Is Sir John Major correct that voter support for Ukip is not likely to last much longer?


While the success of anti-Europe parties across the continent has been seen as a challenge to the established parties, it has also strengthened David Cameron’s renegotiation strategy. We’ve already heard remarks from Angela Merkel, Francois Hollande, and others on the need to reform the EU. This should convince Ukip voters that Cameron’s chances of getting a good deal for Britain are better than expected. Moreover, Cameron’s offer of a referendum in 2017 will become better appreciated as the general election draws closer. As an exit poll conducted by Lord Ashcroft showed, half of those who voted for Ukip last week have no intention of doing so in the general election. The Tories are hopeful that they can squeeze the Ukip vote down to 6 or 7 per cent in 2015. The message that a vote for Ukip is a vote for Ed Miliband will become more potent as the Labour leader’s stock falls. Charles Lewington is managing director of Hanover Communications and a former director of communications for the Conservative Party.
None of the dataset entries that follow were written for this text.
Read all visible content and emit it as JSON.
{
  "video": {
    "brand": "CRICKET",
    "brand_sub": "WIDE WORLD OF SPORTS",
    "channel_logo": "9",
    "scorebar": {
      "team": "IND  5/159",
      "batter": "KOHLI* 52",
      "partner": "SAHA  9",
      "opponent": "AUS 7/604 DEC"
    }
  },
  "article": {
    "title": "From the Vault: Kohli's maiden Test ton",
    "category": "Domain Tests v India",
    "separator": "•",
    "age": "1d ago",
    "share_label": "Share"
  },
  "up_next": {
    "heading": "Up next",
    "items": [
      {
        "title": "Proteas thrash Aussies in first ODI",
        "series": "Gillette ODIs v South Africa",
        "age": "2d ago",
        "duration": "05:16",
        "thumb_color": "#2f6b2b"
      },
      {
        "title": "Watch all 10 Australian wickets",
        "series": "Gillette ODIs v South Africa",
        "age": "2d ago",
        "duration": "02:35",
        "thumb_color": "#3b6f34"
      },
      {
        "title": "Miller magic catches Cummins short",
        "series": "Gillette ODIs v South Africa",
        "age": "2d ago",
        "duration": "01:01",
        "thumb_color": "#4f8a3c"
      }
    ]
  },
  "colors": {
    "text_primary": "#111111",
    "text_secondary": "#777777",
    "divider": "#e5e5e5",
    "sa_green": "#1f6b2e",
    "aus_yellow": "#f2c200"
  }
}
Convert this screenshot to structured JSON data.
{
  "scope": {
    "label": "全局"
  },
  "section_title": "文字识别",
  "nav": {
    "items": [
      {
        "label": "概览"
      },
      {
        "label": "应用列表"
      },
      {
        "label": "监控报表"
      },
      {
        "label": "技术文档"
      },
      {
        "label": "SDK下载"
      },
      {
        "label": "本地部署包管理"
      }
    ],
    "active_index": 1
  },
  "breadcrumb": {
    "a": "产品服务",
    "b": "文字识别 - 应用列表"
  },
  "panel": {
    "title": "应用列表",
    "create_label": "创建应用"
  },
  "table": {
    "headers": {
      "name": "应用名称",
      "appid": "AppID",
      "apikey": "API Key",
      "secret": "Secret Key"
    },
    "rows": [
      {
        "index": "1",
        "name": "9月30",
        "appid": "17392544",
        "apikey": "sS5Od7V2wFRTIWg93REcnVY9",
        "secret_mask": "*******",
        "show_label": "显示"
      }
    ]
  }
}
There are two key trends to watch here. First, Ukip support has traditionally fallen in general elections after a surge at the European level. In 2009, it rose in the European elections to an impressive 17 per cent; a year later at the general election it won 3 per cent, so there’s likely to be a significant drop. But that doesn’t mean Ukip will disappear. The other trend to watch is across Europe: anti-establishment parties have been remarkably resilient over the last two to three decades, despite regular pronouncements of their demise. Ukip should therefore not be ruled out, particularly given its strength in national polls and at recent local elections. In fact, even if Ukip’s vote share does drop in the short term, the core reasons for its recent success will remain. The party’s support is rooted in a sense of loss of control, unfulfilled political expectations, and a fundamental disconnect with the state. This will take more than a few policy shifts and a national election campaign to change. Marley Morris is a researcher and consultant at Counterpoint.